But does biotech actually deliver on these promises?
From the get-go, it’s clear that not many of the 750 respondents are well-versed in biotechnology. Sixty-six percent have read or heard “a little” or “nothing at all” about biotech. Only 7 percent have heard “a lot.”
And if the survey becomes respondents only source of information on biotech, they’d get a very biased view. The survey casts biotech only in a positive light and asks only about potential beneficial attributes of biotech and never brings up detrimental effects.
The survey defines animal biotechnology as “the science of improving the health and quality of farm animals (i.e. cows, pigs, chickens, etc.) through the use of a variety of scientific techniques and technologies in breeding and processing.” Genetic engineering is defined as a “form of animal biotechnology that allows for the transfer of beneficial traits from one animal to another in a precise way that allows for improved nutritional content or less environmental impact.” Then the survey asks what people think of the technologies. Well, I like them too when they’re defined that way!

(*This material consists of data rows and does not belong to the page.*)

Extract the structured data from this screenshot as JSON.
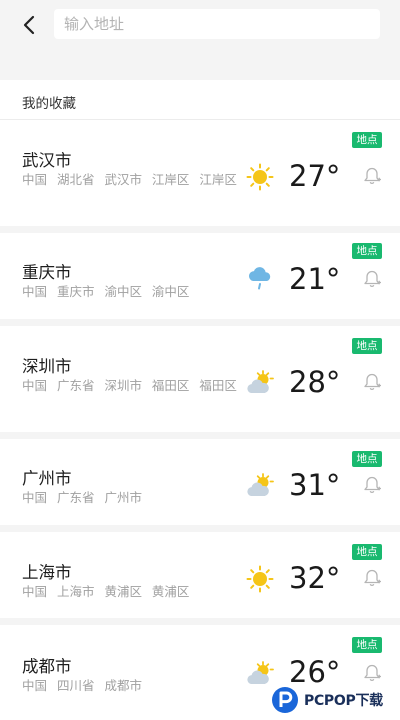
{
  "search": {
    "placeholder": "输入地址",
    "value": ""
  },
  "section_title": "我的收藏",
  "badge_label": "地点",
  "cities": [
    {
      "name": "武汉市",
      "address": "中国 湖北省 武汉市 江岸区 江岸区",
      "temp": "27°",
      "weather_icon": "sun-icon"
    },
    {
      "name": "重庆市",
      "address": "中国 重庆市 渝中区 渝中区",
      "temp": "21°",
      "weather_icon": "rain-cloud-icon"
    },
    {
      "name": "深圳市",
      "address": "中国 广东省 深圳市 福田区 福田区",
      "temp": "28°",
      "weather_icon": "partly-cloudy-icon"
    },
    {
      "name": "广州市",
      "address": "中国 广东省 广州市",
      "temp": "31°",
      "weather_icon": "partly-cloudy-icon"
    },
    {
      "name": "上海市",
      "address": "中国 上海市 黄浦区 黄浦区",
      "temp": "32°",
      "weather_icon": "sun-icon"
    },
    {
      "name": "成都市",
      "address": "中国 四川省 成都市",
      "temp": "26°",
      "weather_icon": "partly-cloudy-icon"
    }
  ],
  "watermark": "PCPOP下载",
  "colors": {
    "badge": "#19b96f",
    "sun": "#f5c518",
    "cloud": "#c6d3df",
    "rain_cloud": "#6fb6e4"
  }
}
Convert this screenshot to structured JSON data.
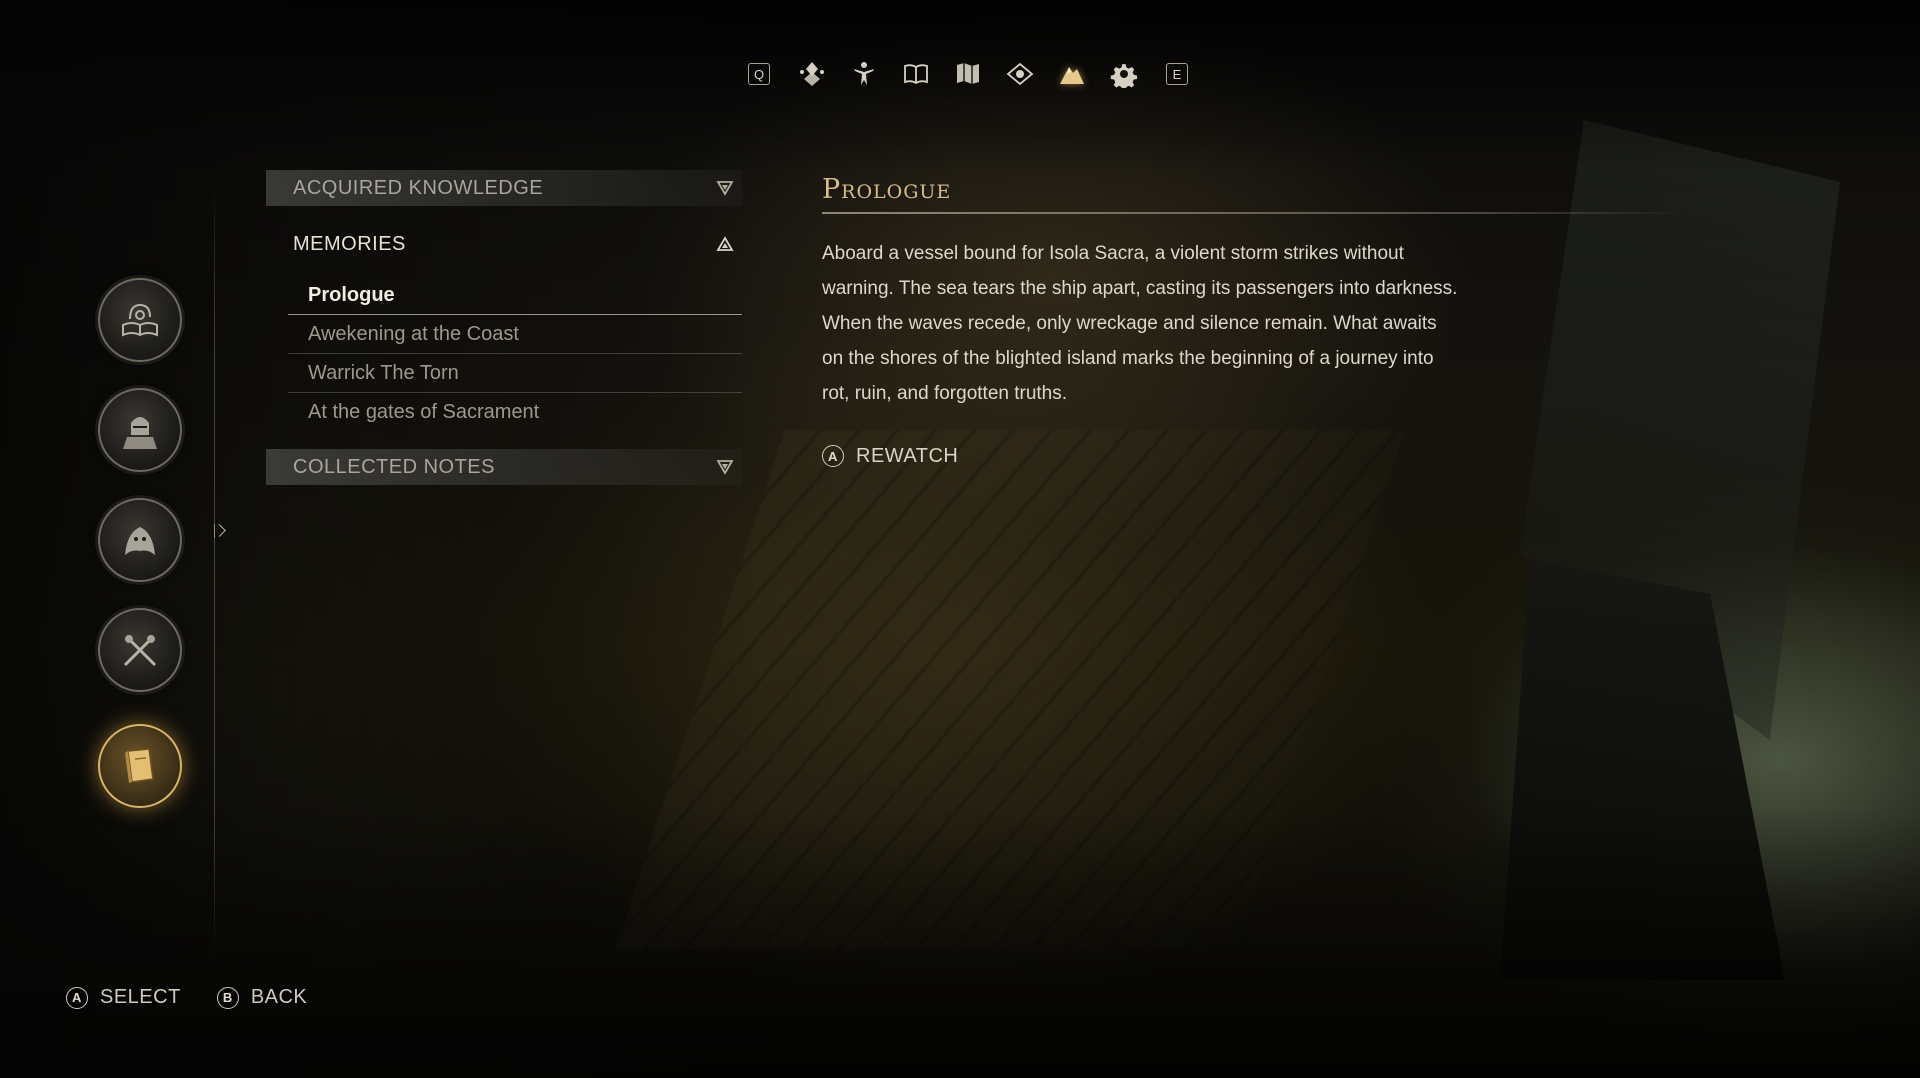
{
  "top_nav": {
    "left_key": "Q",
    "right_key": "E",
    "icons": [
      {
        "name": "emblem-icon",
        "active": false
      },
      {
        "name": "character-icon",
        "active": false
      },
      {
        "name": "journal-book-icon",
        "active": false
      },
      {
        "name": "map-icon",
        "active": false
      },
      {
        "name": "eye-icon",
        "active": false
      },
      {
        "name": "mountain-knowledge-icon",
        "active": true
      },
      {
        "name": "gear-icon",
        "active": false
      }
    ]
  },
  "side_rail": {
    "medallions": [
      {
        "name": "lore-book-medallion",
        "active": false
      },
      {
        "name": "knight-medallion",
        "active": false
      },
      {
        "name": "beasts-medallion",
        "active": false
      },
      {
        "name": "weapons-medallion",
        "active": false
      },
      {
        "name": "tome-medallion",
        "active": true
      }
    ]
  },
  "knowledge": {
    "acquired_label": "ACQUIRED KNOWLEDGE",
    "memories_label": "MEMORIES",
    "collected_label": "COLLECTED NOTES",
    "memories": [
      {
        "label": "Prologue"
      },
      {
        "label": "Awekening at the Coast"
      },
      {
        "label": "Warrick The Torn"
      },
      {
        "label": "At the gates of Sacrament"
      }
    ]
  },
  "detail": {
    "title": "Prologue",
    "body": "Aboard a vessel bound for Isola Sacra, a violent storm strikes without warning. The sea tears the ship apart, casting its passengers into darkness. When the waves recede, only wreckage and silence remain. What awaits on the shores of the blighted island marks the beginning of a journey into rot, ruin, and forgotten truths.",
    "rewatch_button": "A",
    "rewatch_label": "REWATCH"
  },
  "footer": {
    "select_button": "A",
    "select_label": "SELECT",
    "back_button": "B",
    "back_label": "BACK"
  },
  "colors": {
    "accent_gold": "#d7bb88",
    "active_glow": "#d7b46a",
    "text": "#ddd8cb"
  }
}
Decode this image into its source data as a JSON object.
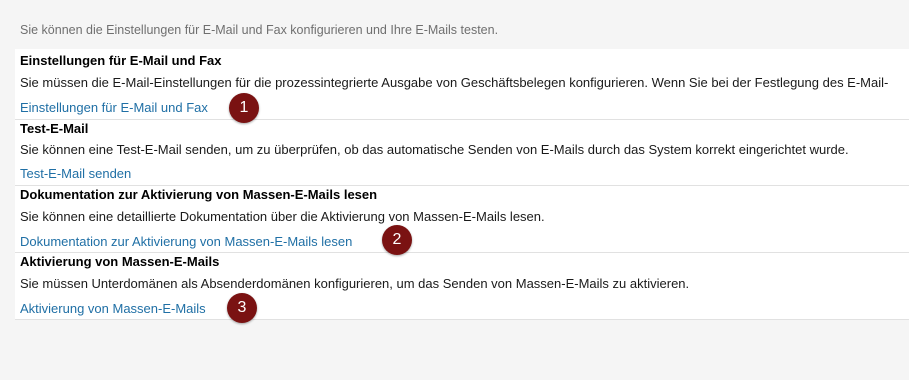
{
  "intro": "Sie können die Einstellungen für E-Mail und Fax konfigurieren und Ihre E-Mails testen.",
  "sections": [
    {
      "title": "Einstellungen für E-Mail und Fax",
      "description": "Sie müssen die E-Mail-Einstellungen für die prozessintegrierte Ausgabe von Geschäftsbelegen konfigurieren. Wenn Sie bei der Festlegung des E-Mail-",
      "link": "Einstellungen für E-Mail und Fax",
      "marker": "1"
    },
    {
      "title": "Test-E-Mail",
      "description": "Sie können eine Test-E-Mail senden, um zu überprüfen, ob das automatische Senden von E-Mails durch das System korrekt eingerichtet wurde.",
      "link": "Test-E-Mail senden",
      "marker": ""
    },
    {
      "title": "Dokumentation zur Aktivierung von Massen-E-Mails lesen",
      "description": "Sie können eine detaillierte Dokumentation über die Aktivierung von Massen-E-Mails lesen.",
      "link": "Dokumentation zur Aktivierung von Massen-E-Mails lesen",
      "marker": "2"
    },
    {
      "title": "Aktivierung von Massen-E-Mails",
      "description": "Sie müssen Unterdomänen als Absenderdomänen konfigurieren, um das Senden von Massen-E-Mails zu aktivieren.",
      "link": "Aktivierung von Massen-E-Mails",
      "marker": "3"
    }
  ]
}
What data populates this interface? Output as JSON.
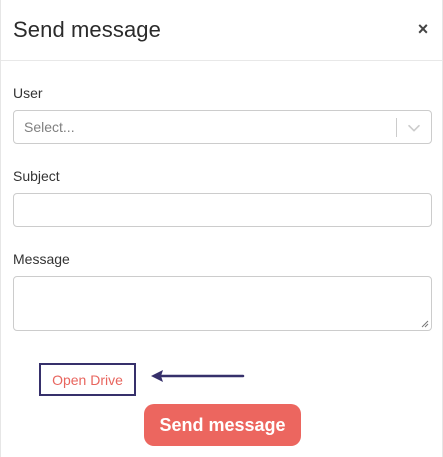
{
  "modal": {
    "title": "Send message",
    "close_label": "×"
  },
  "form": {
    "user": {
      "label": "User",
      "placeholder": "Select..."
    },
    "subject": {
      "label": "Subject",
      "value": ""
    },
    "message": {
      "label": "Message",
      "value": ""
    }
  },
  "actions": {
    "open_drive_label": "Open Drive",
    "send_label": "Send message"
  },
  "colors": {
    "accent": "#ec665f",
    "drive_border": "#36306b",
    "arrow": "#36306b"
  },
  "icons": {
    "close": "close-icon",
    "dropdown": "chevron-down-icon",
    "arrow": "arrow-left-icon"
  }
}
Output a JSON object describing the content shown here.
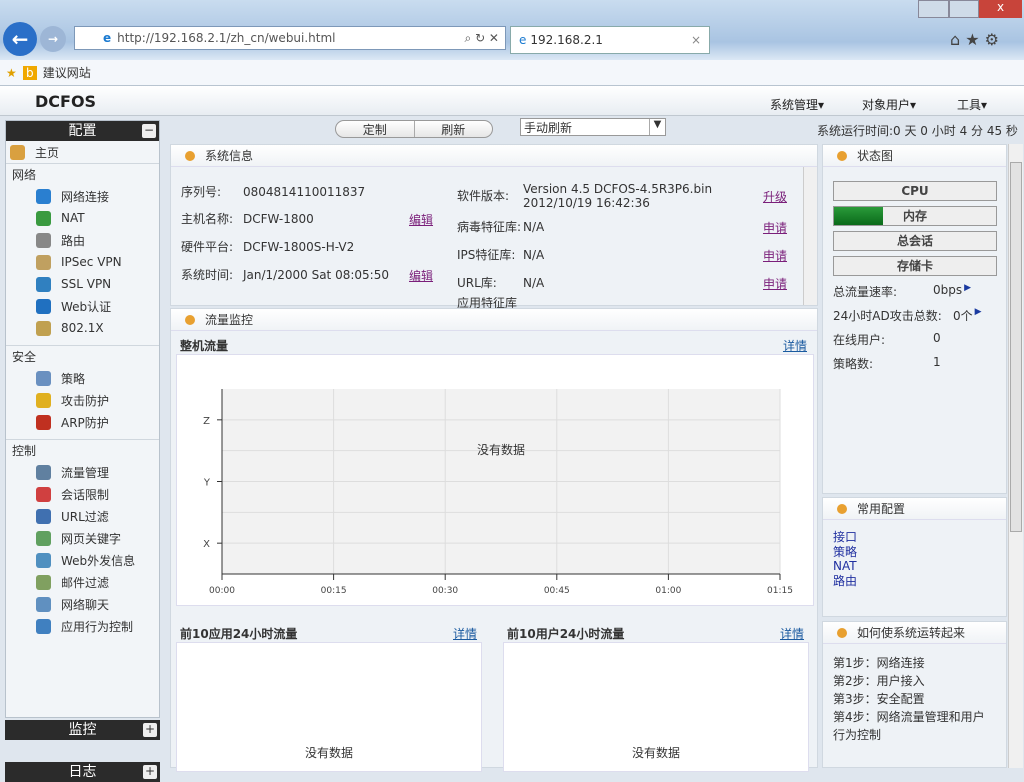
{
  "browser": {
    "url": "http://192.168.2.1/zh_cn/webui.html",
    "tab_title": "192.168.2.1",
    "favorites": "建议网站"
  },
  "header": {
    "logo": "DCFOS",
    "menus": [
      "系统管理▾",
      "对象用户▾",
      "工具▾"
    ]
  },
  "toolbar": {
    "customize": "定制",
    "refresh": "刷新",
    "refresh_mode": "手动刷新",
    "uptime": "系统运行时间:0 天 0 小时 4 分 45 秒"
  },
  "sidebar": {
    "title": "配置",
    "home": "主页",
    "groups": [
      {
        "label": "网络",
        "items": [
          "网络连接",
          "NAT",
          "路由",
          "IPSec VPN",
          "SSL VPN",
          "Web认证",
          "802.1X"
        ]
      },
      {
        "label": "安全",
        "items": [
          "策略",
          "攻击防护",
          "ARP防护"
        ]
      },
      {
        "label": "控制",
        "items": [
          "流量管理",
          "会话限制",
          "URL过滤",
          "网页关键字",
          "Web外发信息",
          "邮件过滤",
          "网络聊天",
          "应用行为控制"
        ]
      }
    ],
    "monitor": "监控",
    "log": "日志"
  },
  "sysinfo": {
    "title": "系统信息",
    "left": [
      {
        "label": "序列号:",
        "value": "0804814110011837",
        "action": ""
      },
      {
        "label": "主机名称:",
        "value": "DCFW-1800",
        "action": "编辑"
      },
      {
        "label": "硬件平台:",
        "value": "DCFW-1800S-H-V2",
        "action": ""
      },
      {
        "label": "系统时间:",
        "value": "Jan/1/2000  Sat  08:05:50",
        "action": "编辑"
      }
    ],
    "right": [
      {
        "label": "软件版本:",
        "value": "Version 4.5 DCFOS-4.5R3P6.bin 2012/10/19 16:42:36",
        "action": "升级"
      },
      {
        "label": "病毒特征库:",
        "value": "N/A",
        "action": "申请"
      },
      {
        "label": "IPS特征库:",
        "value": "N/A",
        "action": "申请"
      },
      {
        "label": "URL库:",
        "value": "N/A",
        "action": "申请"
      },
      {
        "label": "应用特征库",
        "value": "",
        "action": ""
      }
    ]
  },
  "traffic": {
    "title": "流量监控",
    "overall": "整机流量",
    "detail": "详情",
    "no_data": "没有数据",
    "top_apps": "前10应用24小时流量",
    "top_users": "前10用户24小时流量"
  },
  "chart_data": {
    "type": "line",
    "title": "整机流量",
    "x_ticks": [
      "00:00",
      "00:15",
      "00:30",
      "00:45",
      "01:00",
      "01:15"
    ],
    "y_ticks": [
      "X",
      "Y",
      "Z"
    ],
    "series": [],
    "annotation": "没有数据",
    "grid": true
  },
  "status": {
    "title": "状态图",
    "bars": [
      {
        "label": "CPU",
        "fill": 0
      },
      {
        "label": "内存",
        "fill": 0.3
      },
      {
        "label": "总会话",
        "fill": 0
      },
      {
        "label": "存储卡",
        "fill": 0
      }
    ],
    "stats": [
      {
        "label": "总流量速率:",
        "value": "0bps"
      },
      {
        "label": "24小时AD攻击总数:",
        "value": "0个"
      },
      {
        "label": "在线用户:",
        "value": "0"
      },
      {
        "label": "策略数:",
        "value": "1"
      }
    ]
  },
  "common": {
    "title": "常用配置",
    "links": [
      "接口",
      "策略",
      "NAT",
      "路由"
    ]
  },
  "howto": {
    "title": "如何使系统运转起来",
    "steps": [
      "第1步：网络连接",
      "第2步：用户接入",
      "第3步：安全配置",
      "第4步：网络流量管理和用户行为控制"
    ]
  }
}
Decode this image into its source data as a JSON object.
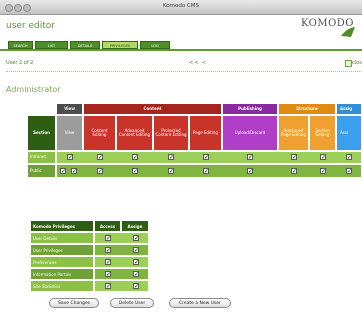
{
  "window": {
    "title": "Komodo CMS"
  },
  "app": {
    "title": "user editor",
    "logo": "KOMODO"
  },
  "tabs": [
    "SEARCH",
    "LIST",
    "DETAILS",
    "PRIVILEGES",
    "LOG"
  ],
  "nav": {
    "user_of": "User 2 of 2",
    "pager": "<< <",
    "close_label": "clos"
  },
  "user": {
    "name": "Administrator"
  },
  "colors": {
    "view": "#4d4d4d",
    "content": "#a5261d",
    "publishing": "#8a2aa0",
    "structure": "#e08a12",
    "assign": "#2f8ed6",
    "green_dark": "#2d5e12",
    "green_row": "#8cc048"
  },
  "priv_table": {
    "groups": {
      "view": "View",
      "content": "Content",
      "publishing": "Publishing",
      "structure": "Structure",
      "assign": "Assig"
    },
    "section_label": "Section",
    "columns": {
      "view": "View",
      "content_editing": "Content Editing",
      "advanced_content_editing": "Advanced Content Editing",
      "protected_content_editing": "Protected Content Editing",
      "page_editing": "Page Editing",
      "upload_discard": "Upload/Discard",
      "advanced_page_editing": "Advanced Page Editing",
      "section_editing": "Section Editing",
      "assign": "Assi"
    },
    "rows": [
      {
        "label": "Intranet",
        "checks": [
          true,
          true,
          true,
          true,
          true,
          true,
          true,
          true,
          true
        ]
      },
      {
        "label": "Public",
        "checks": [
          true,
          true,
          true,
          true,
          true,
          true,
          true,
          true,
          true
        ]
      }
    ]
  },
  "komodo_table": {
    "header": {
      "name": "Komodo Privileges",
      "access": "Access",
      "assign": "Assign"
    },
    "rows": [
      {
        "label": "User Details",
        "access": true,
        "assign": true
      },
      {
        "label": "User Privileges",
        "access": true,
        "assign": true
      },
      {
        "label": "Preferences",
        "access": true,
        "assign": true
      },
      {
        "label": "Information Portals",
        "access": true,
        "assign": true
      },
      {
        "label": "Site Statistics",
        "access": true,
        "assign": true
      }
    ]
  },
  "buttons": {
    "save": "Save Changes",
    "delete": "Delete User",
    "create": "Create a New User"
  }
}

In the survey, 51 percent were “very favorable” or “somewhat favorable” to the promise of biotechnology increasing crops to help meet food demand. Seventy-seven percent of consumers would be likely to purchase foods produced through biotechnology for their ability to reduce pesticide use.
What the survey doesn’t convey in its leading, slanted questions (and perhaps that’s the point) is that so far these are empty promises. Biotech has not delivered. GE crops have largely failed to increase crop yield, and farmers actually use more pesticides over the past 13 years as a result of planting GE seeds.
I for one would be curious if consumers would be as supportive if they had to weigh a pro against a con. Would they favor a biotech food that had more omega-3s if growing the food used more land, water, and/or pesticides? That type of question, I think, would be more instructive.